But awaiting in the last eight will be a familiar foe in South American rival Colombia. And it is a match that will have particularly painful memories for the man expected to lead Brazil to the gold medal: Neymar.
It was against Colombia at the 2014 World Cup that Brazil’s poster boy suffered a tournament-ending injury when a match riddled with fouls and constantly on the verge of outright violence led to Neymar getting a knee in the back and a broken bone. Brazil would prevail on that occasion, but without Neymar in the semifinals against Germany the host nation would suffer a historic 7-1 defeat.
A year later, another tournament was brought to an abrupt end for Neymar against Colombia. This time it was of his own making when at the end of another bad-tempered affair, this time in the group stage of the Copa America, the Barcelona forward, along with Colombia’s Carlos Bacca, saw a red card after a mass brawl at the final whistle.
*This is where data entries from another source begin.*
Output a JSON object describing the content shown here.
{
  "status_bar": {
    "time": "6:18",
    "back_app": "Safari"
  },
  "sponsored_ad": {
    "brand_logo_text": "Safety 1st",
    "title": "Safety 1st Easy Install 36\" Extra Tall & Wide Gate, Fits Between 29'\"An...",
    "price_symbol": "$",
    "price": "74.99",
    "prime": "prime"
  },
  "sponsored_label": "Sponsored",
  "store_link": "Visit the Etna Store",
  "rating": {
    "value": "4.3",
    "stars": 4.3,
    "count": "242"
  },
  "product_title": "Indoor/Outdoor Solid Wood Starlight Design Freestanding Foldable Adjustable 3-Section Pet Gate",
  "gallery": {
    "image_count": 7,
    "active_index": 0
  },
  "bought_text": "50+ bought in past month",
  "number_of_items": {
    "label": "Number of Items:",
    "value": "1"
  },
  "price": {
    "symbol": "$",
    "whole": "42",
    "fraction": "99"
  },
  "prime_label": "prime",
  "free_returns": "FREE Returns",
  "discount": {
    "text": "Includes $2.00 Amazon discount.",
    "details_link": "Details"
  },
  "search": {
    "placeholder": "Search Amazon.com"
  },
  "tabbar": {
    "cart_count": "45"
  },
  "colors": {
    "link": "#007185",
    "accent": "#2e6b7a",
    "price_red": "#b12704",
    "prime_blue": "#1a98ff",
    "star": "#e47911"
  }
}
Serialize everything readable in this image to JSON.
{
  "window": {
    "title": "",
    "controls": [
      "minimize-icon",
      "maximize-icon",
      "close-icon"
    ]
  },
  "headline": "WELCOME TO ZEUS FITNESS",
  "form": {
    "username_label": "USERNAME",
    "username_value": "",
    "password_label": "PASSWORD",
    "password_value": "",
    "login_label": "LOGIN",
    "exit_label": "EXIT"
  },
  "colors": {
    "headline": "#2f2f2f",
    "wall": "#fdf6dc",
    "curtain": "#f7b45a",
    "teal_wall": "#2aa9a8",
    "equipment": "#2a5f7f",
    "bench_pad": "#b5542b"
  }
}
Without its talisman, Brazil again tumbled in the next round.
With the Olympics being a primarily Under-23 event, albeit with three overage players allowed, only two of those involved in either of those heated occasions will take the field in Sao Paulo on Saturday. Both, though, will have prominent roles, with Teofilo Gutierrez expected to lead the line for Colombia and Neymar taking the weight of a nation on his back once again for Brazil.
While Neymar has yet to find the net in the 2016 Olympics, Gutierrez, now on loan from Sporting Lisbon at Argentine side Rosario Central, scored in each of Colombia’s three group matches. With fellow forward Dorlan Pabon having scored twice, Brazil’s defense will have plenty to keep it occupied.
After 2-2 draws against both Japan and Sweden, Colombia, which beat the United States in a playoff to make it to the Olympics, beat Nigeria 2-0 to seal its place in the quarterfinals. That was the first time Colombia had ever gone beyond the first round of the Olympics.
Prediction: The cast may be different, but this promises to be another hotly contested meeting between the two South American rivals. The senior Colombia team has previously earmarked a player to successfully man-mark Neymar and it will be interesting to see if a similar approach is taken by Olympic coach Carlos Restrepo. It could be another tough evening for the host and Colombia certainly has the quality to pull off the upset. But, having got the win and a few goals under its belt and benefiting from a key tactical tweak with the introduction of Luan, Brazil may just prevail.
Predicted Score: Brazil 2-1 Colombia
Kickoff Time: Saturday, 9 p.m. EDT
TV Channel: NBCSN
Live Stream: NBCOlympics.com